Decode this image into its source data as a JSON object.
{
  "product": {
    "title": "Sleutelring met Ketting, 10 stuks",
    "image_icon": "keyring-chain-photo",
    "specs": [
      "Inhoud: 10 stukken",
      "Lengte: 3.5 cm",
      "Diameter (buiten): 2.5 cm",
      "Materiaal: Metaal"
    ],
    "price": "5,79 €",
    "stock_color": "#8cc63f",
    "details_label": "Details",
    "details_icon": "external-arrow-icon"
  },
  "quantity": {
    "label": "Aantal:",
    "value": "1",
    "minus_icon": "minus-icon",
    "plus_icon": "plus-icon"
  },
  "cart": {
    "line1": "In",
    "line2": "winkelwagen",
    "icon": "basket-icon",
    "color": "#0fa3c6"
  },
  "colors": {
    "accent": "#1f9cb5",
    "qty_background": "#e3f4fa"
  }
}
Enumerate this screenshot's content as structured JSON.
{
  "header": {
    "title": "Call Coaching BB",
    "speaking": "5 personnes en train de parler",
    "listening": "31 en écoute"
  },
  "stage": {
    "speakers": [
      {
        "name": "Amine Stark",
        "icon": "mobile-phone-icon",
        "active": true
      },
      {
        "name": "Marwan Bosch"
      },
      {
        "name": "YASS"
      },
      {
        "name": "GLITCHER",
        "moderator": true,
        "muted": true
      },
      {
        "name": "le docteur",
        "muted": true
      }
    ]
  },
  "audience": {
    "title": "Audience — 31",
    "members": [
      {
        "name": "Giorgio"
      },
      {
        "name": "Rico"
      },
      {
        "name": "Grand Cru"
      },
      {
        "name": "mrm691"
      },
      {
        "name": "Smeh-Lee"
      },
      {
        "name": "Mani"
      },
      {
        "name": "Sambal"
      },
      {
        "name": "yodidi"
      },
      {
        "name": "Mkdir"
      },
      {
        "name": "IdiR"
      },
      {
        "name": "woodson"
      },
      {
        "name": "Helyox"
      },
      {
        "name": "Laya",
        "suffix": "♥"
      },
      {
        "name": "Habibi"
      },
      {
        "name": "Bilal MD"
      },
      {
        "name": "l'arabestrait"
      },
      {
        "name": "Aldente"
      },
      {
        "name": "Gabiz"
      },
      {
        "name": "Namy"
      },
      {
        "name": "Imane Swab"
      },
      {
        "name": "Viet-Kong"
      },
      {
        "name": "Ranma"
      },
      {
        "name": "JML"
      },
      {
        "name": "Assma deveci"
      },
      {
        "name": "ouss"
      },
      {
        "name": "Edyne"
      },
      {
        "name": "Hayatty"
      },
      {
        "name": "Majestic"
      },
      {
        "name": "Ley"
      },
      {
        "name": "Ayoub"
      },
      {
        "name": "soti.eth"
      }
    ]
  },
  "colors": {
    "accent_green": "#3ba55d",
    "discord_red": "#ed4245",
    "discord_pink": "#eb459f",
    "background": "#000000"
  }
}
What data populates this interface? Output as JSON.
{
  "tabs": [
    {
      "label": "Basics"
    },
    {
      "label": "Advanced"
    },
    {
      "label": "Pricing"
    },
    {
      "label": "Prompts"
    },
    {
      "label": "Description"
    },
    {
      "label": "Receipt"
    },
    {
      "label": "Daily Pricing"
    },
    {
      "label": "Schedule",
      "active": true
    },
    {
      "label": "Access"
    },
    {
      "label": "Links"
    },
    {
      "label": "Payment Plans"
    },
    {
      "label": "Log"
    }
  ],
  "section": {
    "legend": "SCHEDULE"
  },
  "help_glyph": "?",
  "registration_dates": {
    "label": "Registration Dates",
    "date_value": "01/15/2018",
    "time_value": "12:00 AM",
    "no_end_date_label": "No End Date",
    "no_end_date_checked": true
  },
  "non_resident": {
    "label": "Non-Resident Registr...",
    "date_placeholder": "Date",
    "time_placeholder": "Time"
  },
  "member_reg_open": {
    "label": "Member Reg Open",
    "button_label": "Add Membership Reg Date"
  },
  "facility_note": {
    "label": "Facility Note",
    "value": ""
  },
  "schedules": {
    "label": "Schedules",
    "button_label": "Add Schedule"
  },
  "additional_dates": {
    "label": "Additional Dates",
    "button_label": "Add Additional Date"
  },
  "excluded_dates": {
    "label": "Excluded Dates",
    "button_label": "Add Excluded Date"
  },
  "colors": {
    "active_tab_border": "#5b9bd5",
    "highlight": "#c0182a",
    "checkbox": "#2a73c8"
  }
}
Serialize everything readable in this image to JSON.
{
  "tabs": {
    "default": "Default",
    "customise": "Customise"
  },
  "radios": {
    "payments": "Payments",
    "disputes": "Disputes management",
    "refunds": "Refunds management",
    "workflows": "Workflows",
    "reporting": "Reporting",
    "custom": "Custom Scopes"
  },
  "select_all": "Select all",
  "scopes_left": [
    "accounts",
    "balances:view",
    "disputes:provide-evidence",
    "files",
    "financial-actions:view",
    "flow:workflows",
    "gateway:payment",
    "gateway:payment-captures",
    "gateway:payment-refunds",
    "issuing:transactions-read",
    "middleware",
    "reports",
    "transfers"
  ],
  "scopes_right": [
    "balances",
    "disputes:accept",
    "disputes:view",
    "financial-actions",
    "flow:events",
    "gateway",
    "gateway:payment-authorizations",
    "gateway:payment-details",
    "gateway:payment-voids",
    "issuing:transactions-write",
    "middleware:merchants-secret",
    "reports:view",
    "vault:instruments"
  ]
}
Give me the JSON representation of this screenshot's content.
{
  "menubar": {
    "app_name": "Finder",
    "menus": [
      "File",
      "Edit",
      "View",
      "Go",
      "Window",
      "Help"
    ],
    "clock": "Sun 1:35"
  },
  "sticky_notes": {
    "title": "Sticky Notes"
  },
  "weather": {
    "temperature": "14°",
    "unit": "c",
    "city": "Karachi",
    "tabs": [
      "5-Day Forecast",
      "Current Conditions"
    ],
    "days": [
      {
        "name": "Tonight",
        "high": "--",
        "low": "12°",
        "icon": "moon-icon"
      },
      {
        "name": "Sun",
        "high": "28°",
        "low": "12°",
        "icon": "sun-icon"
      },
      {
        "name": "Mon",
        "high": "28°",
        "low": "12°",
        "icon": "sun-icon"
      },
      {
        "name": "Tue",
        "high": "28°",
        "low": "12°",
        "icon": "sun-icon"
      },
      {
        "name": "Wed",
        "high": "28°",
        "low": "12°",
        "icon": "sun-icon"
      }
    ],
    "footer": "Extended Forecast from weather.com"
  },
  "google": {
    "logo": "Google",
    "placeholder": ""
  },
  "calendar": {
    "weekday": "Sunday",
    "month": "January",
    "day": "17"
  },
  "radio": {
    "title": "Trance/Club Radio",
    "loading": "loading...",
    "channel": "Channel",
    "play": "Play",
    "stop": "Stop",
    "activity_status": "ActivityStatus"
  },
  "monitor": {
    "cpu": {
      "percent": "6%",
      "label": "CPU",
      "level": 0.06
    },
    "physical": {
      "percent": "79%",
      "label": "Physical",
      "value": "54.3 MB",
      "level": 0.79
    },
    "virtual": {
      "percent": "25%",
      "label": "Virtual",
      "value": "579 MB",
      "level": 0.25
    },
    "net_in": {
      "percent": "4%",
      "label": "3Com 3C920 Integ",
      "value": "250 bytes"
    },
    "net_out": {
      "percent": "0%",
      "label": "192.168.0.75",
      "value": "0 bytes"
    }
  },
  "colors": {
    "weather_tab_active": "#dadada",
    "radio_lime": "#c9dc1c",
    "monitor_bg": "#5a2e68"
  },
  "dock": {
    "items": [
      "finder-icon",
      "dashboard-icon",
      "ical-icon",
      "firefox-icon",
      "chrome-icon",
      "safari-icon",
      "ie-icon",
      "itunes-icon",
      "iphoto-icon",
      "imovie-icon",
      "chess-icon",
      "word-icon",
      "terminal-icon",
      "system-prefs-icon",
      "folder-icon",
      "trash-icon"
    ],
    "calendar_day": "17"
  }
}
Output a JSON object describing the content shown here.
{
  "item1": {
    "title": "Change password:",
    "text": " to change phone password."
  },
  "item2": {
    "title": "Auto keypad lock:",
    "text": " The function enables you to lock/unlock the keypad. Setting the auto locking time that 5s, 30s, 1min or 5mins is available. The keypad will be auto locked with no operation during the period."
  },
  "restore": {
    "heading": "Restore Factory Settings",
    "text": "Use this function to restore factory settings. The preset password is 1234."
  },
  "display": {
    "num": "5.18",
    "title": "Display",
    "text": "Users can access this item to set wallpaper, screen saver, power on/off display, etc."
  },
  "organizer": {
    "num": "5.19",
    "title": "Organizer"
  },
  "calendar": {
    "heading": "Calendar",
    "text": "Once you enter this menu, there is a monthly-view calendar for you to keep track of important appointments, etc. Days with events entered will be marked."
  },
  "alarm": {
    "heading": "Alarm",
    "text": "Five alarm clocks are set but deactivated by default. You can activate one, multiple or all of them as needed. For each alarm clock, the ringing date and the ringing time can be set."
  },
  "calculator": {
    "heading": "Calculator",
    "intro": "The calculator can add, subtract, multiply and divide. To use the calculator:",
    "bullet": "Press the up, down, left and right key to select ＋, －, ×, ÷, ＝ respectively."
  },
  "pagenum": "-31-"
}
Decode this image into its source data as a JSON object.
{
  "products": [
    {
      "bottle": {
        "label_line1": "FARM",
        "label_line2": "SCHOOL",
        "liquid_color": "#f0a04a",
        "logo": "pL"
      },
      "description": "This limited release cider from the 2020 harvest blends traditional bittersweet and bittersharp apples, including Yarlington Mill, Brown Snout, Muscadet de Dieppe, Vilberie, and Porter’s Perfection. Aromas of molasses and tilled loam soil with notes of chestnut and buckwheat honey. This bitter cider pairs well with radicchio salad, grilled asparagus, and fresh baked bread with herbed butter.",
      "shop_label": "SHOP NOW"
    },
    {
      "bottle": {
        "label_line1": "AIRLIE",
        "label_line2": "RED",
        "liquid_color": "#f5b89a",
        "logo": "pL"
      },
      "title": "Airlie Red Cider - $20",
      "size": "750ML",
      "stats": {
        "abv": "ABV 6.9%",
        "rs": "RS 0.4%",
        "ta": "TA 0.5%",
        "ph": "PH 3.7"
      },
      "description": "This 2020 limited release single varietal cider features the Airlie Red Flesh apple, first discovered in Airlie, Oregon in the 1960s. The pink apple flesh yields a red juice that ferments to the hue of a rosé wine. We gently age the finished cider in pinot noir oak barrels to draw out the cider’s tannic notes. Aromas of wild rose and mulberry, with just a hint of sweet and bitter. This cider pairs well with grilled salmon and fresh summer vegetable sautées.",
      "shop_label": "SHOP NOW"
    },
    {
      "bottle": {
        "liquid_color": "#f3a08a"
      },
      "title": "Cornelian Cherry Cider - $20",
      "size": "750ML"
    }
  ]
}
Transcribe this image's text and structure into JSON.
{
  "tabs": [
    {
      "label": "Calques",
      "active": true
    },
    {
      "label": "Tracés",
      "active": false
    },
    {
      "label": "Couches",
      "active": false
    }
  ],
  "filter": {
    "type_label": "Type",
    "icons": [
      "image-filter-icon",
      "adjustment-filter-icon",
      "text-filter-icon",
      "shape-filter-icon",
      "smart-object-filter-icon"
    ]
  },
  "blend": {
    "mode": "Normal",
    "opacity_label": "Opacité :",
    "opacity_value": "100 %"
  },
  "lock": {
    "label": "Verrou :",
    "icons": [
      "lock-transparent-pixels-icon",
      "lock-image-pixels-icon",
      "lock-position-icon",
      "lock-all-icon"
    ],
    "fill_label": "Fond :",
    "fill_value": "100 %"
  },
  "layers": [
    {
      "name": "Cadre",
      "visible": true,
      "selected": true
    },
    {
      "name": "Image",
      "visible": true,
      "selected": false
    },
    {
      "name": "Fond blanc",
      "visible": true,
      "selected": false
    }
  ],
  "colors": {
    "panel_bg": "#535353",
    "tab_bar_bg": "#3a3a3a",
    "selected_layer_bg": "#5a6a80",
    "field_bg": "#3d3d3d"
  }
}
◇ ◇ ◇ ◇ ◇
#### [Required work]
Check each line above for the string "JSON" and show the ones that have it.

#### [Exercise output]
Decode this image into its source data as a JSON object.
Enumerate this screenshot's content as structured JSON.
What data populates this interface? Output as JSON.
Serialize everything readable in this image to JSON.
Give me the JSON representation of this screenshot's content.
Output a JSON object describing the content shown here.
Decode this image into its source data as a JSON object.
Transcribe this image's text and structure into JSON.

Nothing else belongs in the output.